Pumps, pumps, pumps, pumps, and pumps
Describe your brew system.
I have a 3 x 25 gallon system, with 2 x burners, and a herms recirculation system. I built my stand out of “erector set” steel from lowes. I use 1/2” silicon hose and cam & groove quick disconnects.
How frequently do you brew (times per month or year)?
In the last year I have brewed about 100 gallons (17 x 6 gallon batches), but now I have a 1/2 BBL system and could do that in 7 brew days.
What is your favorite malt? Why?
My favorite malt is Maris Otter, because it just tastes better.
What is your favorite hop? Why?
I like citrus hops, so I tend to use a lot of Citra and Cascade. But I also like Chinook cause it smells like cheese.
What is your dream beer and food pairing?
A nice citrusy IPA and some BBQ (smoked chicken wings, baby back ribs, etc)
Do you have a favorite or house yeast? What qualities do you like about that yeast?
I tend to stick to 1056 American Ale, because it is versatile and well rounded. It works for what I like to make.
Do you belong to a homebrew club? Do you have a good homebrew club story you'd like to share?
I belong to Orlando’s CFHB club. No stories yet, but I am sure there will be some in the future.
Is there any advice you would like to give to new homebrewers?
There is so much information surrounding brewing beer and learning it all will be your greatest challenge. There are some great books out there and you should read them to get some base knowledge, but the greatest tool that I have found is not the internet or reading books, but the people around you. I have learned more interviewing local professional brewers and joining in with local club members to brew than I have from any internet or book source.
Practice, practice, practice. Like any hobby, sport, or profession it takes time and patience to develop from that initial brew to something you can be really proud of.

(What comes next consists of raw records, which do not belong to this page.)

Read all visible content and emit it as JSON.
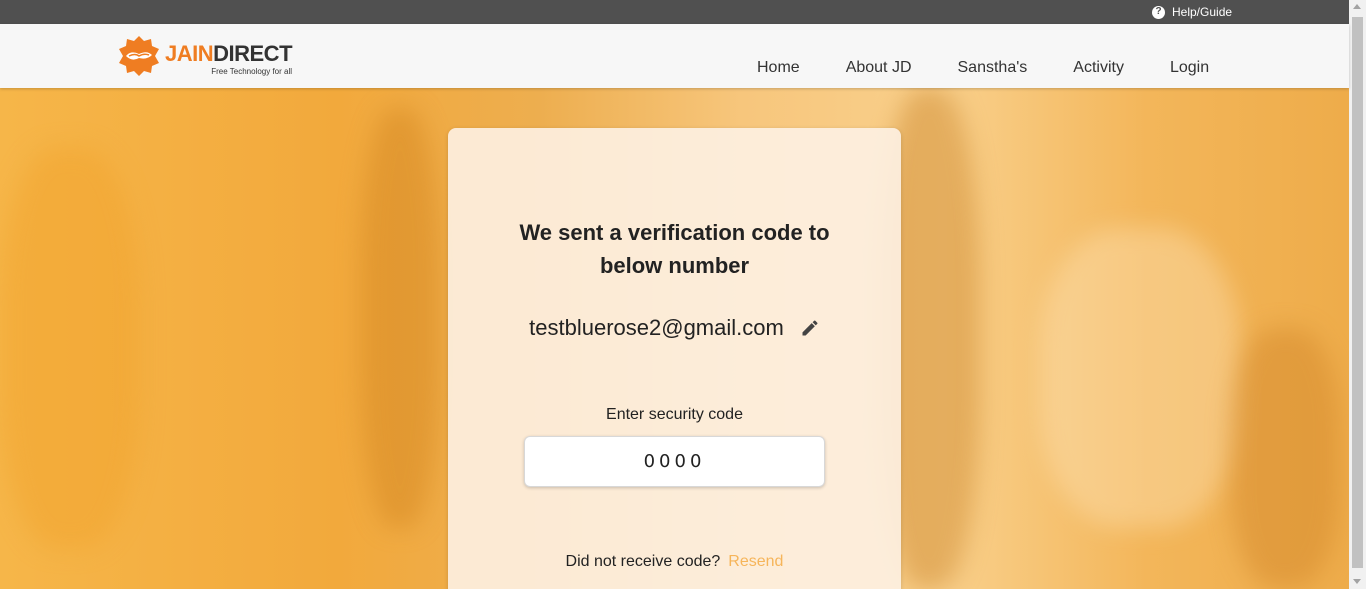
{
  "topbar": {
    "help_label": "Help/Guide",
    "help_icon": "question-circle-icon"
  },
  "logo": {
    "name_part1": "JAIN",
    "name_part2": "DIRECT",
    "tagline": "Free Technology for all",
    "icon": "hands-logo-icon"
  },
  "nav": {
    "items": [
      "Home",
      "About JD",
      "Sanstha's",
      "Activity",
      "Login"
    ]
  },
  "card": {
    "title": "We sent a verification code to below number",
    "email": "testbluerose2@gmail.com",
    "edit_icon": "pencil-edit-icon",
    "code_label": "Enter security code",
    "code_value": "0000",
    "resend_prompt": "Did not receive code?",
    "resend_label": "Resend"
  },
  "colors": {
    "brand_orange": "#ef7d22",
    "resend": "#f6b55a",
    "topbar": "#505050"
  }
}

Make the investment, research your equipment, and build it if you can. With each piece of equipment there is one less thing you have to do. For example, buy an Oxygen tank and you will never have to do the back breaking work of aerating a carboy by shaking it.
Switch to all grain. All-grain takes a lot of patience and practice, but there is nothing like an all-grain beer. It will cost more for the equipment initially, but extract is expensive and in the long run you will save money.
Switch to kegging! Again it is going to cost you money for the equipment, but there is nothing like drinking your beer the day after it is done fermenting, and bottling is a pain in the butt. You can clean one keg or clean 42+ bottles (16 oz).